= Description of the task =
Copy each line of the records that holds the string "JSON".

####################

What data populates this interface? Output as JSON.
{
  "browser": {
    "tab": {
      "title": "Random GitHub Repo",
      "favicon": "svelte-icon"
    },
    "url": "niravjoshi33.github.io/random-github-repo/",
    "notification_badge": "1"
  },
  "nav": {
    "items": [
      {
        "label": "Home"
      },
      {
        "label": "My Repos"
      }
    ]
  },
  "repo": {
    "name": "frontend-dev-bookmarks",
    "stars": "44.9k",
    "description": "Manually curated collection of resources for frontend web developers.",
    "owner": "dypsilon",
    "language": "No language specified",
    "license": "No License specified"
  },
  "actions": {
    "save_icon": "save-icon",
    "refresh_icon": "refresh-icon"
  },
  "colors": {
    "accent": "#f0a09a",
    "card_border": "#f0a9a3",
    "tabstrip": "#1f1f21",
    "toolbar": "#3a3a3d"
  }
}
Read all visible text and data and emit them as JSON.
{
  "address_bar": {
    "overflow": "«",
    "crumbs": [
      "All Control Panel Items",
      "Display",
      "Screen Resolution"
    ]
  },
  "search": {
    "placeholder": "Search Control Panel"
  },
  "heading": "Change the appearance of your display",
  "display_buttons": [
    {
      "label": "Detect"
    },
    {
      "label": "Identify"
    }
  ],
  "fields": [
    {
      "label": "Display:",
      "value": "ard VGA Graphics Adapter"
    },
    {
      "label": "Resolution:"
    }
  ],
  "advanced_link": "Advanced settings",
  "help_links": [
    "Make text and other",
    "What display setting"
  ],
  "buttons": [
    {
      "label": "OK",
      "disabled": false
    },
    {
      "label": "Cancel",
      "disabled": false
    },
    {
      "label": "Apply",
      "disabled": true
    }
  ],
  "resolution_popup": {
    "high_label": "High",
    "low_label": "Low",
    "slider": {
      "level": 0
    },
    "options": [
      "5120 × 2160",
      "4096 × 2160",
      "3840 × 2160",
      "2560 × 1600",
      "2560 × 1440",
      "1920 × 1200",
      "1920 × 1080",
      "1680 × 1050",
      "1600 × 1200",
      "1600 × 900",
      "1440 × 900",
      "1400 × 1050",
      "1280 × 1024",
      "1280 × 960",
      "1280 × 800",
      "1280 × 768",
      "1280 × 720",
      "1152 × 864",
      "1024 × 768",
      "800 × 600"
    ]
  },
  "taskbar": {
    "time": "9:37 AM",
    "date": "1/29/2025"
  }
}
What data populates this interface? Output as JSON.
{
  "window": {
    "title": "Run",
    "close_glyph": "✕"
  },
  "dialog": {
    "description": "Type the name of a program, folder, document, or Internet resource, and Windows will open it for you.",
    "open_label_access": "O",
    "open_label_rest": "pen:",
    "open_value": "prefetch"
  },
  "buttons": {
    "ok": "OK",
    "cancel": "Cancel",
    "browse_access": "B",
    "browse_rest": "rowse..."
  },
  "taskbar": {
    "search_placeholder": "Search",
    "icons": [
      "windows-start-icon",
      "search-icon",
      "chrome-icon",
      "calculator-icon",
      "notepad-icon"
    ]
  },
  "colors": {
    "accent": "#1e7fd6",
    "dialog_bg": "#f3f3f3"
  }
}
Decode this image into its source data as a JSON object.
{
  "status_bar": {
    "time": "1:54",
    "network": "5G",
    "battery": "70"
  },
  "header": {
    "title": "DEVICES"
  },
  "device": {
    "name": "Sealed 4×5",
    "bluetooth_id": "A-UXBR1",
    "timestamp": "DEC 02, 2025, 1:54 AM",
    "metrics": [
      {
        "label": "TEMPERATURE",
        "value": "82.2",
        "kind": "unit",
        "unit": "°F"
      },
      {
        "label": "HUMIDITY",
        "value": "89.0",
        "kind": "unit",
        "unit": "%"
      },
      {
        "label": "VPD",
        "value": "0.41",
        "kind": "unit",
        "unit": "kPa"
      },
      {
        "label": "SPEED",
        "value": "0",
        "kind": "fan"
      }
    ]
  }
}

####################

= Response =
What data populates this interface? Output as JSON.
Read all visible text and data and emit them as JSON.
What data populates this interface? Output as JSON.
Decode this image into its source data as a JSON object.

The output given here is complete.